I’ll be covering the topic of leadership somewhat this month, and having a few guest writers post here also. Michael’s recent article really packs a punch, and I think you will find it quite helpful.
Here is an excerpt.
“…[N]early everyone sees him or herself as a leader.
But where are the followers?
I contend that if you want to be a great leader, you must first become a great follower. Although it is rarely discussed, this is where almost all of history’s greatest leaders got their start.
- Joshua followed Moses for more than forty years before he led the children of Israel into the promised land.
- Elisha served Elijah for ten years before he took up his master’s mantle and went on to perform even more miracles.
- The Apostle Peter followed Jesus for three years—and made a lot of mistakes—before he and his fellow-disciples “turned the world upside down” (see Acts 17:6).
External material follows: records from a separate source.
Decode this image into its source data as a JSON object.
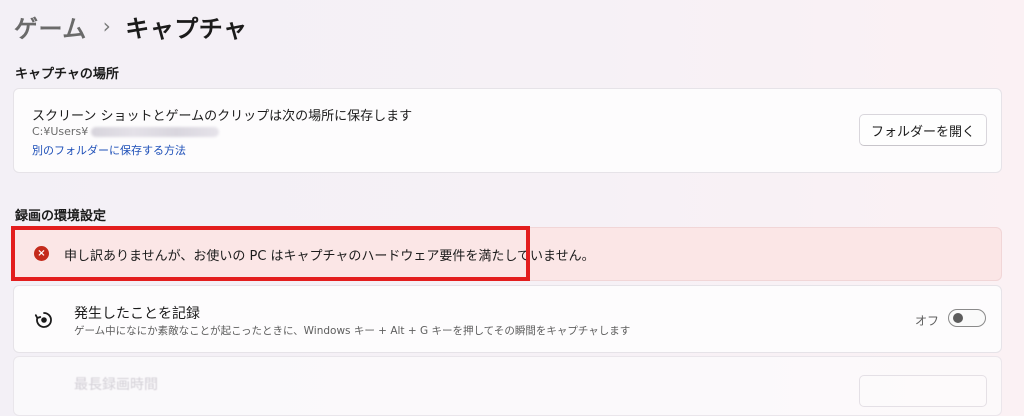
{
  "breadcrumb": {
    "parent": "ゲーム",
    "separator": "›",
    "current": "キャプチャ"
  },
  "capture_location": {
    "section_title": "キャプチャの場所",
    "description": "スクリーン ショットとゲームのクリップは次の場所に保存します",
    "path_prefix": "C:¥Users¥",
    "help_link": "別のフォルダーに保存する方法",
    "open_button": "フォルダーを開く"
  },
  "recording": {
    "section_title": "録画の環境設定",
    "error": {
      "icon": "error-circle-icon",
      "icon_glyph": "×",
      "message": "申し訳ありませんが、お使いの PC はキャプチャのハードウェア要件を満たしていません。",
      "color": "#c42b1c",
      "highlight_color": "#e31e1e"
    },
    "record_what_happened": {
      "icon": "record-icon",
      "title": "発生したことを記録",
      "description": "ゲーム中になにか素敵なことが起こったときに、Windows キー + Alt + G キーを押してその瞬間をキャプチャします",
      "toggle_state_label": "オフ",
      "toggle_on": false
    },
    "next_item": {
      "title": "最長録画時間"
    }
  },
  "colors": {
    "link": "#1d4fb8",
    "error_background": "#fbe6e6"
  }
}
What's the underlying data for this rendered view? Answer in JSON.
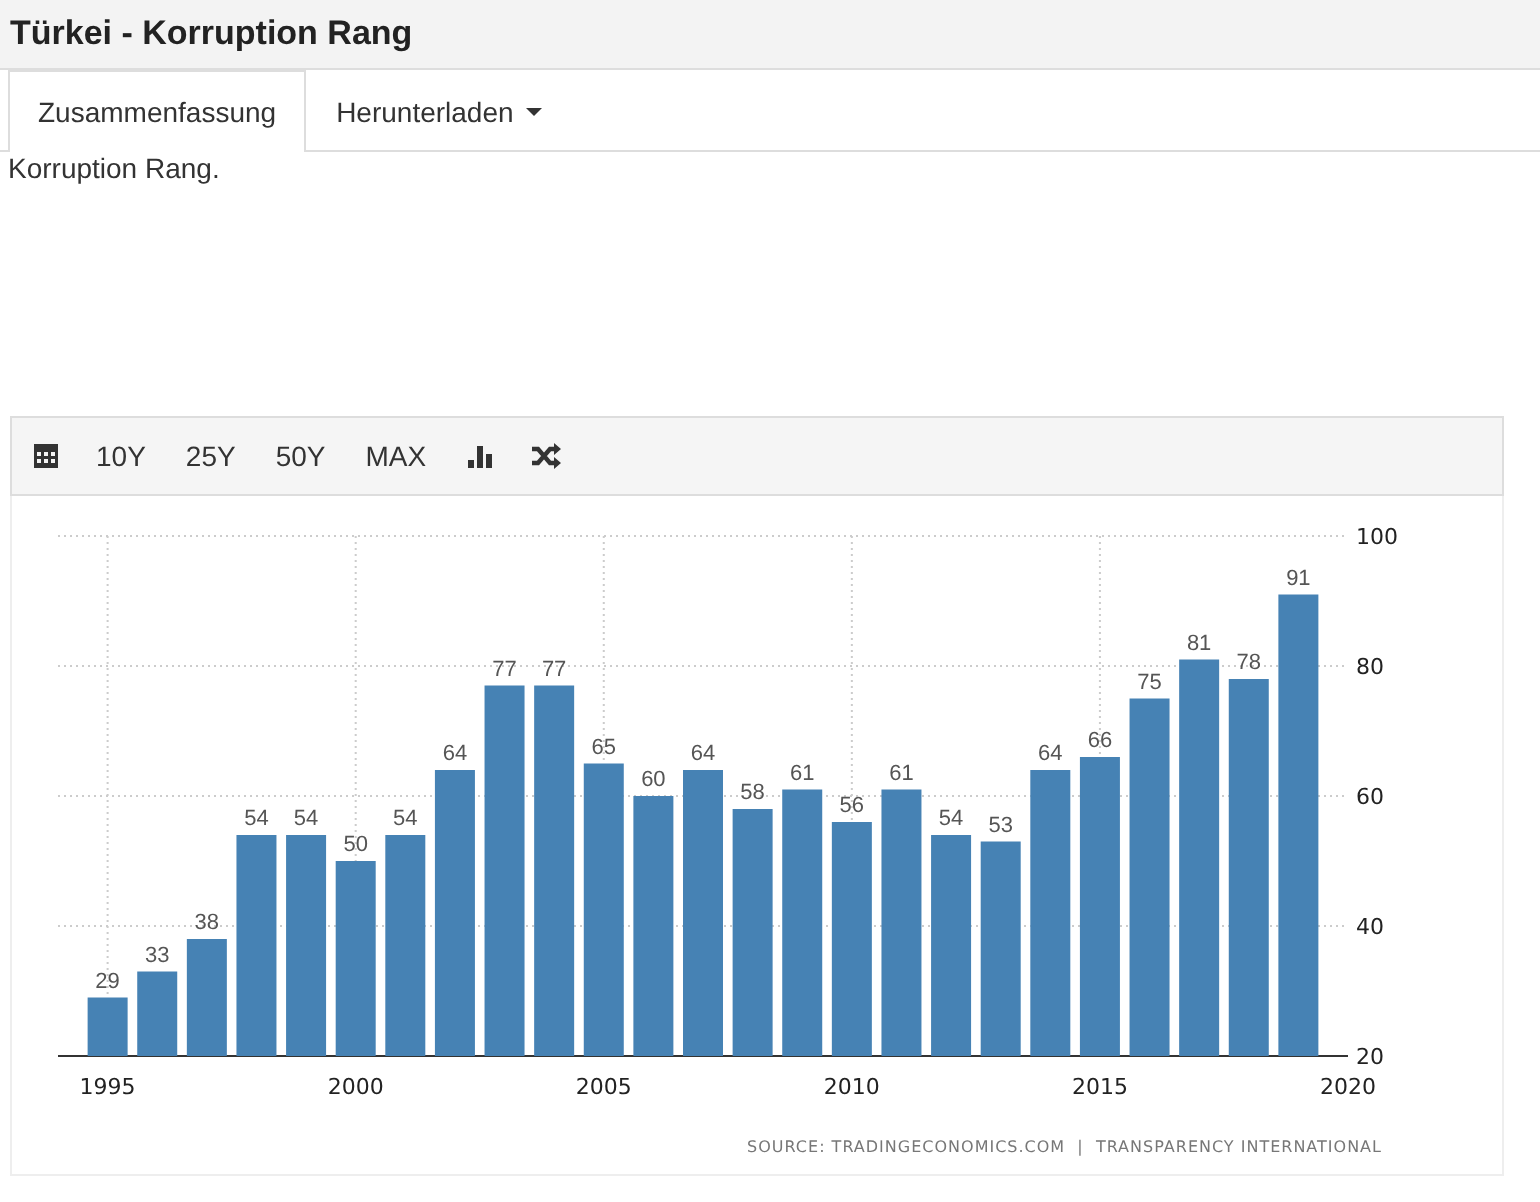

Though I don’t have time to develop it here, I would likewise contend that history’s worst leaders never learned to follow. As a result, they became tyrants, making the lives of their own followers miserable.”
Do his words make sense? Have you watched this play out?